“I do understand the concern, but again, my products are, my whole line is focused on combating damage and growing your hair back,” she said. “So you’re proud of your own hair that’s growing out of your head. Whether that’s your edges. Whether that’s getting your hair healthy. That is what my whole line focuses on. The positivity in that. I’m not just giving you shampoo and conditioner, I have a whole line of products solely focused on getting your hair healthy and getting your hair to grow.”
Kenya Moore storming Marlo’s launch left a tart taste in a lot of women’s mouths. And to her defense, Marlo’s shade is pretty much always below the proverbial Gucci belt.
“I’ve never lied on anybody. I’ve never accused somebody doing something they didn’t do. I will just match that energy. It’s levels to it. You know what I mean? I could go on, but I just don’t go there. And a lot of people try to say that I do, but I’m like, show me an instance where I hit somebody below the belt.”
Well there was that one time when a blow horn and scepter was involved but…back to the hair care line.
“I developed products to help women grow their edges back so I wasn’t weaponizing it against [Marlo] because clearly those products were developed two, three years ago. It wasn’t shady to bring any product into her party that just happened to be the product I had on hand.”
Kenya Moore certainly understands controversial launch parties, seeing how her Haircare was met with shade upon its RHOA debut a few seasons ago. While her edges stunt at Marlo’s launch was petty, Kenya has also struggled with maintaining healthy hair.
“I was born with, with a certain kind of hair, which is thick and healthy. Yes. But as a model, Miss USA, and actress–getting your hair done by all these different people and going through color and all of those things, my hair was severely damaged and it broke off.” Kenya revealed she would pull at a strand and it would simply fall out. All of which led to her passion for haircare. “My grandmother used to always say, your hair is your crowning glory. So I always made sure I took care of my hair.”

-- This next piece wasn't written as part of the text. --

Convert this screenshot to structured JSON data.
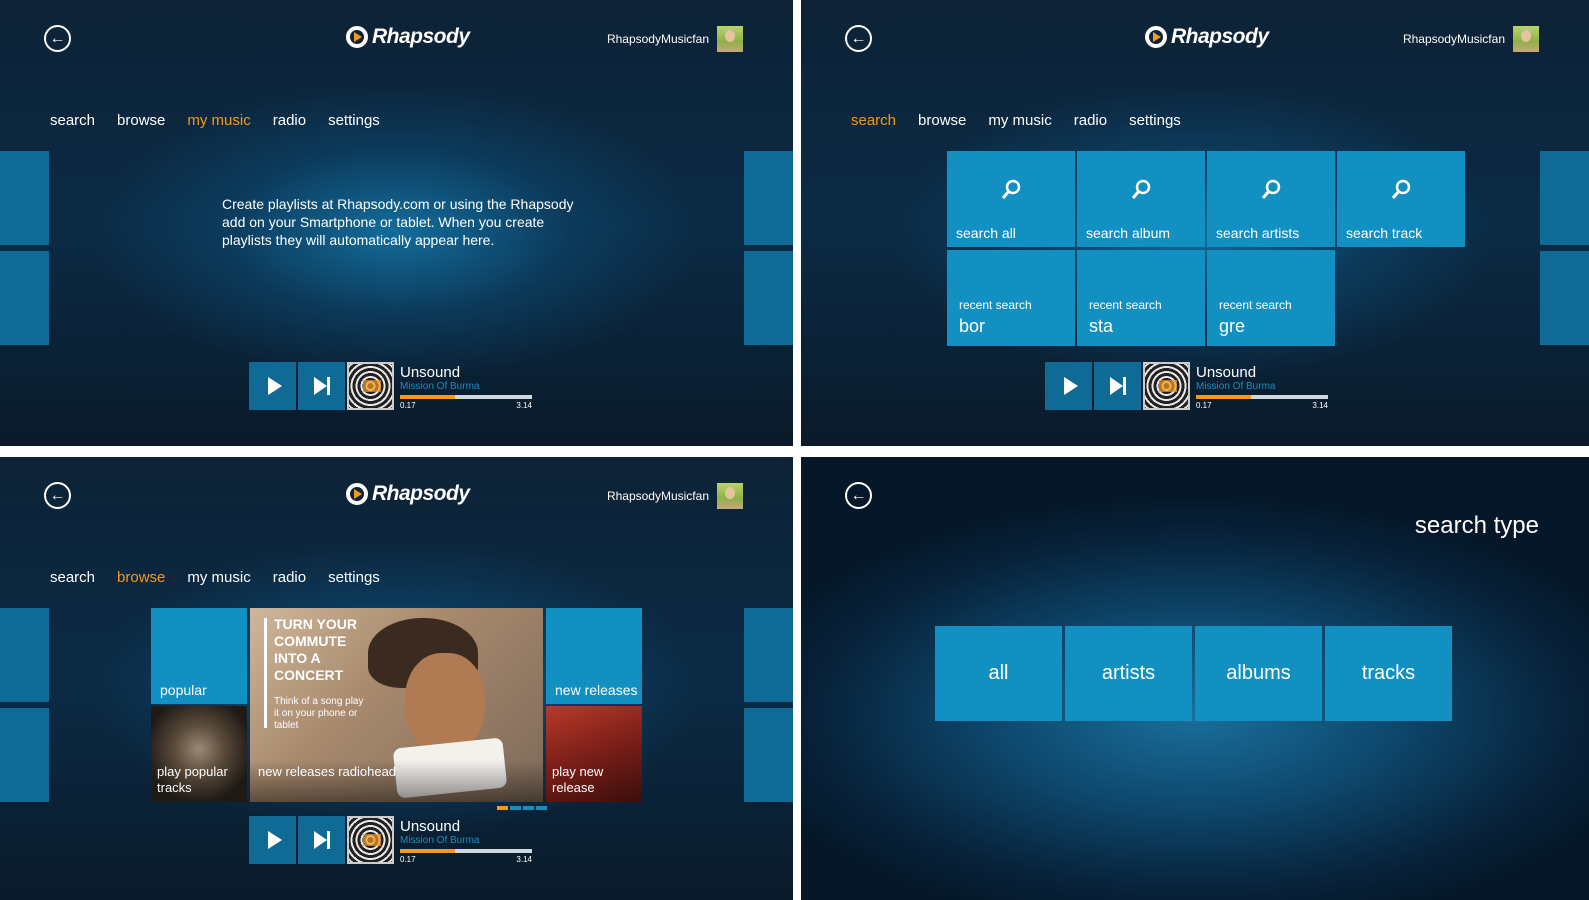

There weren’t many products back in the 90s and early 2000s that were made to treat Black hair, which is why Kenya also loves the natural hair movement.
“But then, you got all of these different people with their hands in your hair, it damaged it to the point where I didn’t know what to do. I found my way when I, when I actually got a job on RHOA and I saw all of the other ladies like Kandi, whose businesses were flourishing and it motivated me to say, you know what? This is my opportunity. This is my platform, this is my opportunity.”
Kenya said she invested her money instead of splurging on Louboutins or Chanel bags. “I took money from my paycheck and I invested it in my own business. I paid chemists. I paid research people. I pay lawyers and this whole development team marketing to put together a small line that works to combat the damage that Black women, especially women of color, do to their hair on a daily basis.”
To keep the line budget-friendly, Kenya cut her profit margin to maintain the quality of her products.
“I could charge $30-$50 easily for all of my products because they are similar Moroccan Oil [for example]. If you looked at the ingredients, they are similar.”
It’s her way of giving back, on top of other endeavors that are close to her heart. “One of the reasons why I decided to be an ambassador for Baby Class because at my age I had to have IVS. Yeah. I would not have been able to get pregnant on my own,” she explained. “There’s so many families out there that are in the same position as I am, but they don’t have money to do a $2,000 treatment every time. And how often does it fail? More often than not. So I wanted to find a way to give back to the families that want to have children that can’t afford to do assisted reproduction. So I’m personally financing at least one family. I’m hoping it’ll end up being two. Kenya Moore Haircare allows me to help somebody else.”
Shop Kenya Moore Haircare, here.